• [PROBLEM DESCRIPTION]
Say how many lines in the data below contain the word "immagini", and give no other text.
────────────────────────────────────────
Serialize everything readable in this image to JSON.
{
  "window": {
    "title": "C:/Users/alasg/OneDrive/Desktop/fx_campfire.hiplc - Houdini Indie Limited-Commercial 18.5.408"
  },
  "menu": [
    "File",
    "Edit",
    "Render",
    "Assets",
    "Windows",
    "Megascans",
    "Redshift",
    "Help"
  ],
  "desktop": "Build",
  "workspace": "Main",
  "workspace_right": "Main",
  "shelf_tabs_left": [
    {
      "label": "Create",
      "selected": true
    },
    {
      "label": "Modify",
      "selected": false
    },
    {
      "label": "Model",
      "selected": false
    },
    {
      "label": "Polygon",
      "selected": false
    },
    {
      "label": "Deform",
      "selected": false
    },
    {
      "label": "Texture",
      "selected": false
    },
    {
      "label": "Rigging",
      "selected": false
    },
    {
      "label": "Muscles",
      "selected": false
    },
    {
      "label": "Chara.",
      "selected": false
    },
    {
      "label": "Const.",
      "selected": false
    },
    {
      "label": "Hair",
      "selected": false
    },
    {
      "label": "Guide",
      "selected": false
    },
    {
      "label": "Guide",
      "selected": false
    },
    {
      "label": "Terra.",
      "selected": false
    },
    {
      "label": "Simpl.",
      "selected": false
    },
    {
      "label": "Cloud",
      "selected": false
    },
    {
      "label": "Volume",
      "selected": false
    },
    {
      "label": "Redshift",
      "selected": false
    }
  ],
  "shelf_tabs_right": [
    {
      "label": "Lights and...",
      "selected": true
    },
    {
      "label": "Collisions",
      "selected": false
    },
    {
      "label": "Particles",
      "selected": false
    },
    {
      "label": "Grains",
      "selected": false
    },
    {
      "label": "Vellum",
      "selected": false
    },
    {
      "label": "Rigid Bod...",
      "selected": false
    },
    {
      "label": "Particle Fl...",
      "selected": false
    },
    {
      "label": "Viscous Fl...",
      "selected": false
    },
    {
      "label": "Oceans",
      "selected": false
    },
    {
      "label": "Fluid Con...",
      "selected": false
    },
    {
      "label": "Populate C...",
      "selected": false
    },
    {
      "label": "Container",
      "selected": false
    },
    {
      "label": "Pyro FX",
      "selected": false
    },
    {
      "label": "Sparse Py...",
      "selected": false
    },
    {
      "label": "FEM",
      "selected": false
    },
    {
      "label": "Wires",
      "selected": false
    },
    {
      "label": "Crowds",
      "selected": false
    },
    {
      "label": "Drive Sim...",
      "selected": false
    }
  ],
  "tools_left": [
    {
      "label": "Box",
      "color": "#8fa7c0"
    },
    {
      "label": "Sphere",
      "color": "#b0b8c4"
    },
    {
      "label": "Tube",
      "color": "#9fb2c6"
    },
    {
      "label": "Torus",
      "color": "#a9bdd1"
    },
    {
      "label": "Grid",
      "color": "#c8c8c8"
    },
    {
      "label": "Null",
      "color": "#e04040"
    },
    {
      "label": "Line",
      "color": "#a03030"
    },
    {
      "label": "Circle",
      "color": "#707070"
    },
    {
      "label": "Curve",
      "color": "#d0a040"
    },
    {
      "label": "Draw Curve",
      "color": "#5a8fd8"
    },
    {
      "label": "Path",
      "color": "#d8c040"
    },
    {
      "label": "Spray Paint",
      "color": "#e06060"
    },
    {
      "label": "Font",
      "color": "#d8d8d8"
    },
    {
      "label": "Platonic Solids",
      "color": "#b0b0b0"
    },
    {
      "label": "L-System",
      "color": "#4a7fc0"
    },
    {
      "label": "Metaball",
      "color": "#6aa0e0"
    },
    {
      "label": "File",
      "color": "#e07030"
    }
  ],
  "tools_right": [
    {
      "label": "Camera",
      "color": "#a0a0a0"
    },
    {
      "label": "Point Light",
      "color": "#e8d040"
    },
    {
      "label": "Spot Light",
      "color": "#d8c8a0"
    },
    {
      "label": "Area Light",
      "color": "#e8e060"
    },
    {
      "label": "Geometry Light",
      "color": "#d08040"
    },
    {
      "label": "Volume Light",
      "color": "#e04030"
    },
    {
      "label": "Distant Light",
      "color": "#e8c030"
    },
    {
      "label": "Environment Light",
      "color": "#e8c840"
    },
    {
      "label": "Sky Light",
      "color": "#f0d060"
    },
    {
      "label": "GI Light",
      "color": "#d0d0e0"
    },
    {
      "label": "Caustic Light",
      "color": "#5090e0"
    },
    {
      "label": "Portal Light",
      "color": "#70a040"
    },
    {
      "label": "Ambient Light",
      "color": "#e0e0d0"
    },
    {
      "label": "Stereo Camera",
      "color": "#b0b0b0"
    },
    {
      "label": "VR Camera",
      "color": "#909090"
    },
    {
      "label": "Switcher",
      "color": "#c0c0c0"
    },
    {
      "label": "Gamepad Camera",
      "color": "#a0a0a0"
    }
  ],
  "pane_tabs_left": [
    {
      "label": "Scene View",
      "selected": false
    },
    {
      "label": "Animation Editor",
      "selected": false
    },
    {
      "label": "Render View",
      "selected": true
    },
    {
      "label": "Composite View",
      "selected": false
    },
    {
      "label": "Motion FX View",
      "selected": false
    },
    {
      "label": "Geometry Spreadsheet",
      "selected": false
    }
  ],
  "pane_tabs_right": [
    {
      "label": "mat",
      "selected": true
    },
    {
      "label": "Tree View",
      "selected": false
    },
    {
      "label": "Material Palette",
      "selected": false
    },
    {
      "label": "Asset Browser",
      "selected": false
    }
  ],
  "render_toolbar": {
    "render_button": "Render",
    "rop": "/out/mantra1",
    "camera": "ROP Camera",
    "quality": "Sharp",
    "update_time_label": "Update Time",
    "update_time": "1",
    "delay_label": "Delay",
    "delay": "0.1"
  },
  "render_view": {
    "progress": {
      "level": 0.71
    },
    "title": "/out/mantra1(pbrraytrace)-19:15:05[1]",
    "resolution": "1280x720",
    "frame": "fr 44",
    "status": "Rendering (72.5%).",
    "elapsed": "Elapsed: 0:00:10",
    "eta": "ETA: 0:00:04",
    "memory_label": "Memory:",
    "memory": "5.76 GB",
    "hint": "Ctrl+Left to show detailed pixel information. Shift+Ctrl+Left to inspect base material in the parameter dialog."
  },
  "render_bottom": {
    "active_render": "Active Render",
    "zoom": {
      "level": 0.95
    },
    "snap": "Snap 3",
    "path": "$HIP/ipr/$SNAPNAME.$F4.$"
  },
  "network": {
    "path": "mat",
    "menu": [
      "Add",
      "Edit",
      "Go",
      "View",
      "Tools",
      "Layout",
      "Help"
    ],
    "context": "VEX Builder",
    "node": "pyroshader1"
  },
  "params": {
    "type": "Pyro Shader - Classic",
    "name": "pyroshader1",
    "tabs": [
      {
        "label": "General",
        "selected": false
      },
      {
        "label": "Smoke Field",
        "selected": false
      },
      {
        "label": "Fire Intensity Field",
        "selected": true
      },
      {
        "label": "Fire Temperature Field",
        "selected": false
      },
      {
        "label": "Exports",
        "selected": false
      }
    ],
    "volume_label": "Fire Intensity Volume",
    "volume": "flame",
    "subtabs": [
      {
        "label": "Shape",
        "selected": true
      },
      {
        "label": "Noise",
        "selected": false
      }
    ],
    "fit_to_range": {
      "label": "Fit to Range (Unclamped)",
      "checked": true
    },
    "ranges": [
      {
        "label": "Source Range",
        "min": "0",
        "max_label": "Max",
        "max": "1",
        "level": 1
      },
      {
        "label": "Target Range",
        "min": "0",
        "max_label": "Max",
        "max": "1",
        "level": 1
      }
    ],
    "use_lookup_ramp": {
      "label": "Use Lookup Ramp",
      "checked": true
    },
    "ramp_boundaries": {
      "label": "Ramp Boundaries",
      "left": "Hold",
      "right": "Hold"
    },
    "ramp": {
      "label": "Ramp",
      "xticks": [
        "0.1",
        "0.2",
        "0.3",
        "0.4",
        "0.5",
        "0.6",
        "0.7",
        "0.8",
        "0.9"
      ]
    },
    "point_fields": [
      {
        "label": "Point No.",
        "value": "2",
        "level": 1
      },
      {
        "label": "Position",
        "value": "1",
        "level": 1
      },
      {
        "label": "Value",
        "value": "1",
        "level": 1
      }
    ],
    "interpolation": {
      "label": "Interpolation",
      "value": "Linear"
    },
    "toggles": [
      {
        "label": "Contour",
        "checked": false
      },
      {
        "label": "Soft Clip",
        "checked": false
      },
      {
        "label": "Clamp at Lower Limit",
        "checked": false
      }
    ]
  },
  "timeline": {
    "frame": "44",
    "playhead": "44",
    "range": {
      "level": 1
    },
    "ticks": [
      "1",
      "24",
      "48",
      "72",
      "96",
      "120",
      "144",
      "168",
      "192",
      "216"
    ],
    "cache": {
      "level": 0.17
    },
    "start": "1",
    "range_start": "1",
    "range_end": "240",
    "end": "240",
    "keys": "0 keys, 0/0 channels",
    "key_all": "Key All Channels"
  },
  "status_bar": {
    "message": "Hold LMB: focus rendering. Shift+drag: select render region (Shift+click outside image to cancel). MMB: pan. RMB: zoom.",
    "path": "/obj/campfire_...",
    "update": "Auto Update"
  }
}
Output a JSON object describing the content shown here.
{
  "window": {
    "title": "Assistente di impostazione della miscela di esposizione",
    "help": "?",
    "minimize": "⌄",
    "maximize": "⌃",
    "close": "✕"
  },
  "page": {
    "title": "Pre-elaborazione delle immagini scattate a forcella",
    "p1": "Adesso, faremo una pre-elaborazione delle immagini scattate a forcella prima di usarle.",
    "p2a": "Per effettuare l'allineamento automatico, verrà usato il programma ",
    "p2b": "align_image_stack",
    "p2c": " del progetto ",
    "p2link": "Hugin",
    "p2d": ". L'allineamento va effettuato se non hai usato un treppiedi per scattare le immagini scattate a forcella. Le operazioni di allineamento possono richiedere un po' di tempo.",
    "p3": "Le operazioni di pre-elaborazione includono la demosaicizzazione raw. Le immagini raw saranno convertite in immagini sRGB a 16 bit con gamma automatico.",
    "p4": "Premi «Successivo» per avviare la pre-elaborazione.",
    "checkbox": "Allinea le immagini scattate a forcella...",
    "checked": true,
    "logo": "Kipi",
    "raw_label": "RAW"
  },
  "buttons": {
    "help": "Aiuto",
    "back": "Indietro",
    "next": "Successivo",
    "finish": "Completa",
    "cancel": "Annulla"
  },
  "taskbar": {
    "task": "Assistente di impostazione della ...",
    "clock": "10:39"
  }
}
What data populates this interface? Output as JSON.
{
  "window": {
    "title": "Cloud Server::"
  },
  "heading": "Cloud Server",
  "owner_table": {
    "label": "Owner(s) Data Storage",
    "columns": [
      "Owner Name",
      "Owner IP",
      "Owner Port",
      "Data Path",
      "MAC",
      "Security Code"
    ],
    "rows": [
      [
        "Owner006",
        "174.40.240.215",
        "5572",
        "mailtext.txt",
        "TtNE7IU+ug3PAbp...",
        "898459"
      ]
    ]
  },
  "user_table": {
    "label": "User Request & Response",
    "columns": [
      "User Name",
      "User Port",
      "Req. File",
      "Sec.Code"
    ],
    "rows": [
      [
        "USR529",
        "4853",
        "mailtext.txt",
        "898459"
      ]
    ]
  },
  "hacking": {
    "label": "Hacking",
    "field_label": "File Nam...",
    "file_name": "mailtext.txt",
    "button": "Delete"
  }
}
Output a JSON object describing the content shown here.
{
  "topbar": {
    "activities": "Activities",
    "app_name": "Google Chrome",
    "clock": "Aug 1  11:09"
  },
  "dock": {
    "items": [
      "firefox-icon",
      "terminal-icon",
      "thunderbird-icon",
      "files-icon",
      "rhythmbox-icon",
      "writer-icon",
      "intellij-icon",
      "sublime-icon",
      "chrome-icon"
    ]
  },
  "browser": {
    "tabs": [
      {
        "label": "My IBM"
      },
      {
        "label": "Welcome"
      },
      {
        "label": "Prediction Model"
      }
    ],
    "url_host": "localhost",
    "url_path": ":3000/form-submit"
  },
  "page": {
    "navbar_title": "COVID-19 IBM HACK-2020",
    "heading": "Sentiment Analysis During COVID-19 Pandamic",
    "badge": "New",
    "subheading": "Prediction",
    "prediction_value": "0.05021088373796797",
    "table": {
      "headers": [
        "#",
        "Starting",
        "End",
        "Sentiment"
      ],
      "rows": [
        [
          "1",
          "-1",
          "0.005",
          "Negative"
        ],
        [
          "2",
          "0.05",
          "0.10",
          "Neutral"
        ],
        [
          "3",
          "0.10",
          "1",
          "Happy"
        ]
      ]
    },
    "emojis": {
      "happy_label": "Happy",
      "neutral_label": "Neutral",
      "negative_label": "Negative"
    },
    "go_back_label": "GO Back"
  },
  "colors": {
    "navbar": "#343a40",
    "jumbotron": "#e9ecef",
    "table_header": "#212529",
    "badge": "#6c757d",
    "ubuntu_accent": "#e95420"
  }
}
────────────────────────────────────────
• [RESULT OF THE TASK]
5